Hebrews 6:20 continues with this description: “where Jesus has gone as a forerunner on our behalf.” The where is heaven – the very presence of God. To be a forerunner means to go before. That is, Jesus has blazed the trail; He has gone before so that where Jesus is, we’re going to be. This is our hope: God is going to bring us into his very presence through Jesus.
We can say it like this: Jesus has gone into the inner place behind the curtain as a forerunner and priest on our behalf. And this action leads on to the next keyword:
Priest: The God Who Gives Hope
Not only is Jesus a forerunner, but He is also our high priest: having become a high priest forever. That is, like the high priests in ancient Israel, but better, Jesus has accomplished atonement for us.
A priest is an intermediary, someone who represents people to God. As our priest, Jesus has opened AND guaranteed access to God through his blood. That is, Jesus has opened the door and has guaranteed the access.
Imagine that a friend invites you to a really exclusive club; the cover charge to get in is £100,000, and everyone there is wearing uber-expensive designer clothes. You think, “No way! I’ll never get in!” And your friend says, “I’ve got you covered." You go along, and you discover that not only has your friend paid the cover charge for you, but your friend has also given you a new set of clothes.
This is what Jesus has done for us: He paid the cover charge for our access to heaven through the blood He shed on the cross, and He clothes us with the gift of His righteousness. In other words, through Jesus, we have access to the very presence of God. It’s covered.
Confident Hope in God

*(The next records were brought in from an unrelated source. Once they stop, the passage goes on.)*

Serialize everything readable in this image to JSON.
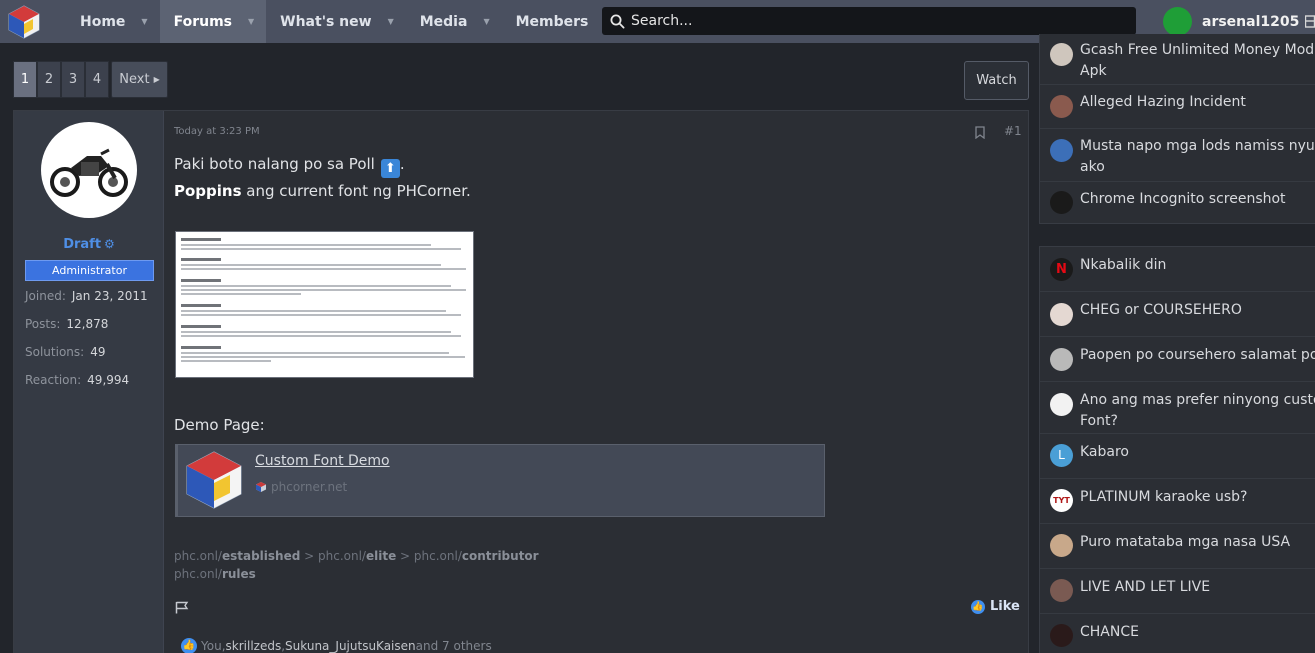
{
  "nav": {
    "tabs": [
      {
        "label": "Home"
      },
      {
        "label": "Forums"
      },
      {
        "label": "What's new"
      },
      {
        "label": "Media"
      },
      {
        "label": "Members"
      }
    ],
    "search_placeholder": "Search...",
    "username": "arsenal1205"
  },
  "pager": {
    "pages": [
      "1",
      "2",
      "3",
      "4"
    ],
    "next_label": "Next"
  },
  "watch_label": "Watch",
  "post": {
    "author": {
      "name": "Draft",
      "banner": "Administrator",
      "stats": [
        {
          "label": "Joined:",
          "value": "Jan 23, 2011"
        },
        {
          "label": "Posts:",
          "value": "12,878"
        },
        {
          "label": "Solutions:",
          "value": "49"
        },
        {
          "label": "Reaction:",
          "value": "49,994"
        }
      ]
    },
    "timestamp": "Today at 3:23 PM",
    "number": "#1",
    "line1": "Paki boto nalang po sa Poll",
    "line2_bold": "Poppins",
    "line2_rest": " ang current font ng PHCorner.",
    "demo_label": "Demo Page:",
    "link_card": {
      "title": "Custom Font Demo",
      "domain": "phcorner.net"
    },
    "signature": {
      "p1": "phc.onl/",
      "b1": "established",
      "sep1": " > phc.onl/",
      "b2": "elite",
      "sep2": " > phc.onl/",
      "b3": "contributor",
      "p2": "phc.onl/",
      "b4": "rules"
    },
    "like_label": "Like",
    "reactions": {
      "you": "You",
      "comma1": ", ",
      "user1": "skrillzeds",
      "comma2": ", ",
      "user2": "Sukuna_JujutsuKaisen",
      "rest": " and 7 others"
    }
  },
  "sidebar": {
    "block1": [
      {
        "title1": "Gcash Free Unlimited Money Mod",
        "title2": "Apk"
      },
      {
        "title1": "Alleged Hazing Incident",
        "title2": ""
      },
      {
        "title1": "Musta napo mga lods namiss nyu ba",
        "title2": "ako"
      },
      {
        "title1": "Chrome Incognito screenshot",
        "title2": ""
      }
    ],
    "block2": [
      {
        "title1": "Nkabalik din",
        "title2": "",
        "avatar_letter": "N"
      },
      {
        "title1": "CHEG or COURSEHERO",
        "title2": "",
        "avatar_letter": ""
      },
      {
        "title1": "Paopen po coursehero salamat po",
        "title2": "",
        "avatar_letter": ""
      },
      {
        "title1": "Ano ang mas prefer ninyong custom",
        "title2": "Font?",
        "avatar_letter": ""
      },
      {
        "title1": "Kabaro",
        "title2": "",
        "avatar_letter": "L"
      },
      {
        "title1": "PLATINUM karaoke usb?",
        "title2": "",
        "avatar_letter": "TYT"
      },
      {
        "title1": "Puro matataba mga nasa USA",
        "title2": "",
        "avatar_letter": ""
      },
      {
        "title1": "LIVE AND LET LIVE",
        "title2": "",
        "avatar_letter": ""
      },
      {
        "title1": "CHANCE",
        "title2": "",
        "avatar_letter": ""
      }
    ]
  },
  "colors": {
    "nav_bg": "#4a5060",
    "page_bg": "#22252b",
    "accent_blue": "#3b73e0",
    "user_avatar": "#1f9e37"
  }
}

God wants us to live in confident hope, the hope that He will keep his word, the hope that He will save us to the uttermost and eventually bring us home to be with Him forever in his presence. I’ve tried to make this as clear as possible, but in case you missed the point, here are the two key takeaways:
* We have hope because GOD KEEPS HIS PROMISES.
* We have hope because JESUS GUARANTEES ACCESS TO GOD’S PRESENCE.
This is good news: live in your confident hope in Christ this week!